Whilst we accept this might happen in circumstances where there is insufficient funding available, or where there are particular challenges in recruiting nursing staff, we also believe that the benefits of such a requirement in preventing wards from being run with unsafe nurse staffing levels would significantly outweigh the disadvantages of this potentially being the case.


·         includes protections for certain activities and particular roles when staffing levels are being determined?


We consider this is important if we want to ensure that excellent care is delivered to patients by motivated staff.


Do you have a view on the requirement for each health service body to publish an annual report?


This would appear to us to be an appropriate requirement. We would suggest that an appropriate standardised format is developed for these annual reports which also includes explicit requirements to provide detailed information concerning breaches of the provisions of this Bill, as well as of any action plans being implemented to prevent such breaches from reoccurring.


Do you have a view on the requirement for Welsh Ministers to review the operation and effectiveness of the Act as set out in section 3?


We support this requirement. Whilst it would be hoped that this legislation would be effective in achieving its aims from the date of its implementation, it would seem only sensible to include a provision for Welsh Ministers to subsequently review its operation and effectiveness in the way that has been outlined.


Do you have a view on the effectiveness and impact of the existing guidance?


In the experience of our members, current guidance does not appear to have had a noticeable effect in preventing what they would perceive as unsafe nurse staffing levels.

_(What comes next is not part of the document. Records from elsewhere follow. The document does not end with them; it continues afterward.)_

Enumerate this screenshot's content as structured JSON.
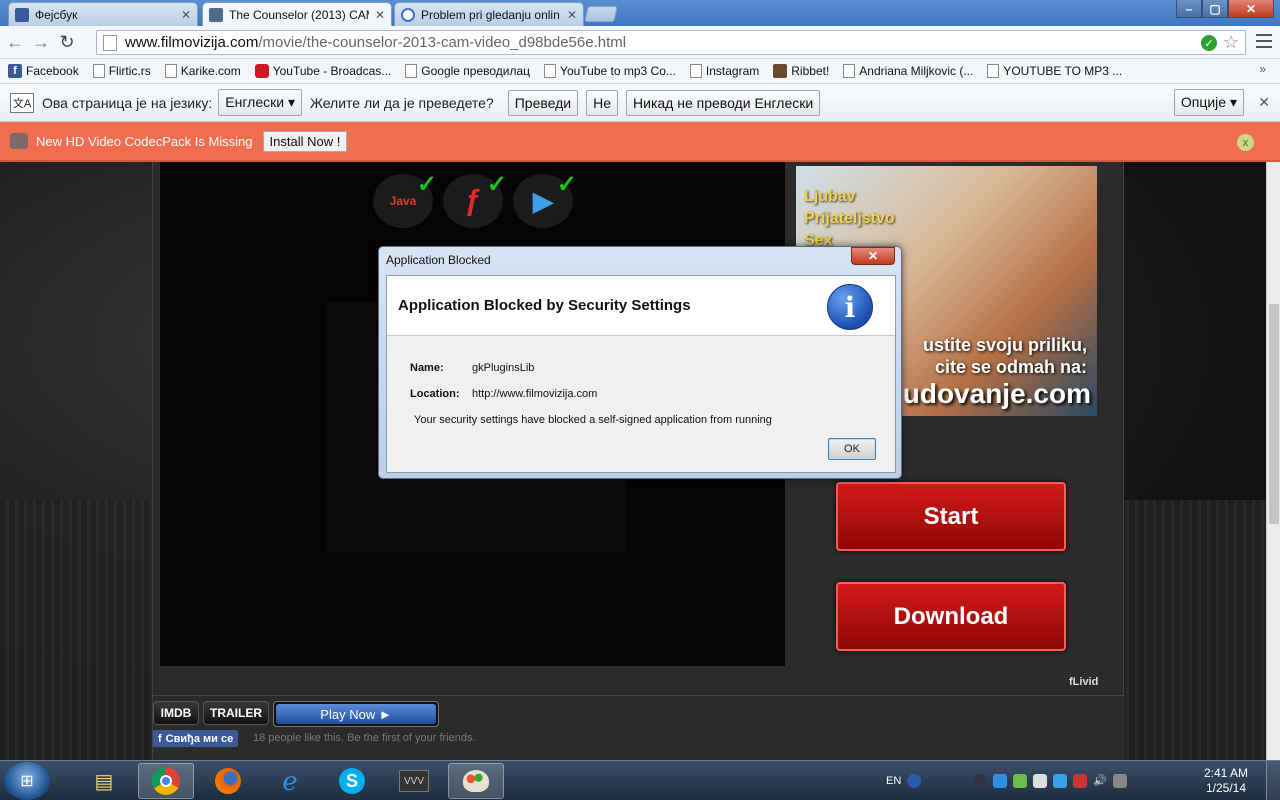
{
  "tabs": [
    {
      "title": "Фејсбук",
      "icon_color": "#3b5998"
    },
    {
      "title": "The Counselor (2013) CAM",
      "icon_color": "#4d6b8f"
    },
    {
      "title": "Problem pri gledanju onlin",
      "icon_color": "#3a6fd1"
    }
  ],
  "window_controls": {
    "minimize": "–",
    "maximize": "▢",
    "close": "✕"
  },
  "address_bar": {
    "host": "www.filmovizija.com",
    "path": "/movie/the-counselor-2013-cam-video_d98bde56e.html"
  },
  "bookmarks": [
    {
      "label": "Facebook",
      "icon": "facebook-icon"
    },
    {
      "label": "Flirtic.rs",
      "icon": "page-icon"
    },
    {
      "label": "Karike.com",
      "icon": "page-icon"
    },
    {
      "label": "YouTube - Broadcas...",
      "icon": "youtube-icon"
    },
    {
      "label": "Google преводилац",
      "icon": "page-icon"
    },
    {
      "label": "YouTube to mp3 Co...",
      "icon": "page-icon"
    },
    {
      "label": "Instagram",
      "icon": "page-icon"
    },
    {
      "label": "Ribbet!",
      "icon": "ribbet-icon"
    },
    {
      "label": "Andriana Miljkovic (...",
      "icon": "page-icon"
    },
    {
      "label": "YOUTUBE TO MP3 ...",
      "icon": "page-icon"
    }
  ],
  "bookmarks_more": "»",
  "translate_bar": {
    "prefix": "Ова страница је на језику:",
    "language": "Енглески",
    "question": "Желите ли да је преведете?",
    "translate": "Преведи",
    "no": "Не",
    "never": "Никад не преводи Енглески",
    "options": "Опције"
  },
  "codec_bar": {
    "message": "New HD Video CodecPack Is Missing",
    "install": "Install Now !",
    "close": "x"
  },
  "player": {
    "plugins": [
      "Java",
      "",
      ""
    ]
  },
  "ad": {
    "line1": "Ljubav",
    "line2": "Prijateljstvo",
    "line3": "Sex",
    "line4": "ustite svoju priliku,",
    "line5": "cite se odmah na:",
    "domain": "udovanje.com"
  },
  "buttons": {
    "start": "Start",
    "download": "Download"
  },
  "flivid": "fLivid",
  "below_player": {
    "imdb": "IMDB",
    "trailer": "TRAILER",
    "play_now": "Play Now ►",
    "fb_like": "Свиђа ми се",
    "fb_text": "18 people like this. Be the first of your friends."
  },
  "dialog": {
    "window_title": "Application Blocked",
    "heading": "Application Blocked by Security Settings",
    "name_label": "Name:",
    "name_value": "gkPluginsLib",
    "location_label": "Location:",
    "location_value": "http://www.filmovizija.com",
    "message": "Your security settings have blocked a self-signed application from running",
    "ok": "OK"
  },
  "taskbar": {
    "language": "EN",
    "time": "2:41 AM",
    "date": "1/25/14"
  }
}
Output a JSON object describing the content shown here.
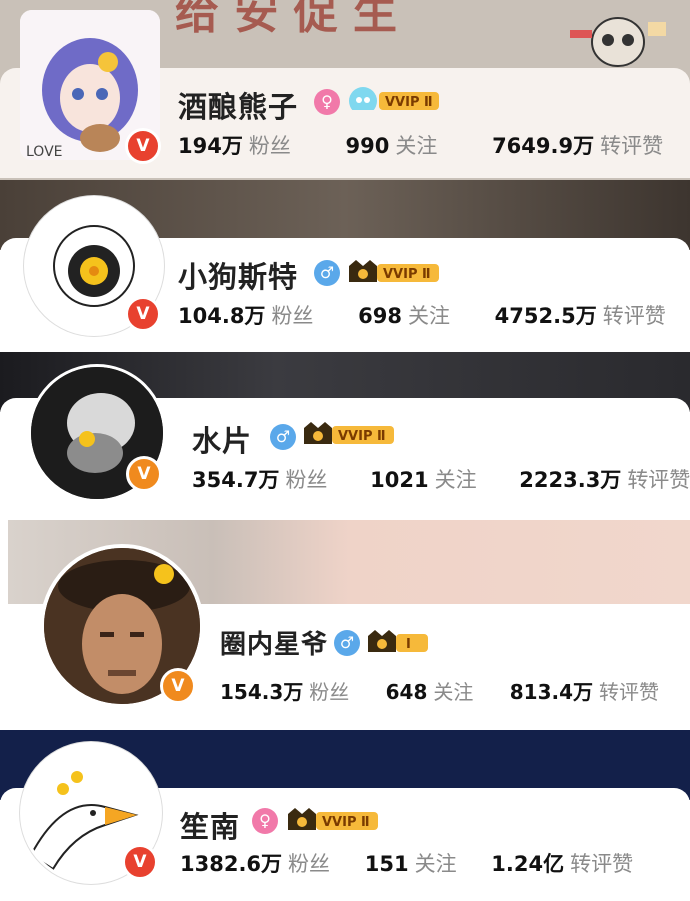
{
  "users": [
    {
      "name": "酒酿熊子",
      "gender": "female",
      "gender_symbol": "♀",
      "vip_level": "VVIP Ⅱ",
      "verified_symbol": "V",
      "stats": [
        {
          "value": "194万",
          "label": "粉丝"
        },
        {
          "value": "990",
          "label": "关注"
        },
        {
          "value": "7649.9万",
          "label": "转评赞"
        }
      ]
    },
    {
      "name": "小狗斯特",
      "gender": "male",
      "gender_symbol": "♂",
      "vip_level": "VVIP Ⅱ",
      "verified_symbol": "V",
      "stats": [
        {
          "value": "104.8万",
          "label": "粉丝"
        },
        {
          "value": "698",
          "label": "关注"
        },
        {
          "value": "4752.5万",
          "label": "转评赞"
        }
      ]
    },
    {
      "name": "水片",
      "gender": "male",
      "gender_symbol": "♂",
      "vip_level": "VVIP Ⅱ",
      "verified_symbol": "V",
      "stats": [
        {
          "value": "354.7万",
          "label": "粉丝"
        },
        {
          "value": "1021",
          "label": "关注"
        },
        {
          "value": "2223.3万",
          "label": "转评赞"
        }
      ]
    },
    {
      "name": "圈内星爷",
      "gender": "male",
      "gender_symbol": "♂",
      "vip_level": "Ⅰ",
      "verified_symbol": "V",
      "stats": [
        {
          "value": "154.3万",
          "label": "粉丝"
        },
        {
          "value": "648",
          "label": "关注"
        },
        {
          "value": "813.4万",
          "label": "转评赞"
        }
      ]
    },
    {
      "name": "笙南",
      "gender": "female",
      "gender_symbol": "♀",
      "vip_level": "VVIP Ⅱ",
      "verified_symbol": "V",
      "stats": [
        {
          "value": "1382.6万",
          "label": "粉丝"
        },
        {
          "value": "151",
          "label": "关注"
        },
        {
          "value": "1.24亿",
          "label": "转评赞"
        }
      ]
    }
  ],
  "colors": {
    "vip_gold": "#f6b93a",
    "verified_orange": "#f08a1e",
    "verified_red": "#e8412f",
    "gender_female": "#f179a9",
    "gender_male": "#5aa8ea",
    "stat_label_gray": "#8a8a8a",
    "banner_navy": "#13204a"
  }
}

As such, we would reiterate our support for this Bill.

[1] L H Aitken et al (2014) Nurse staffing and education and hospital mortality in nine European countries: a retrospective observational study. The Lancet. Available at: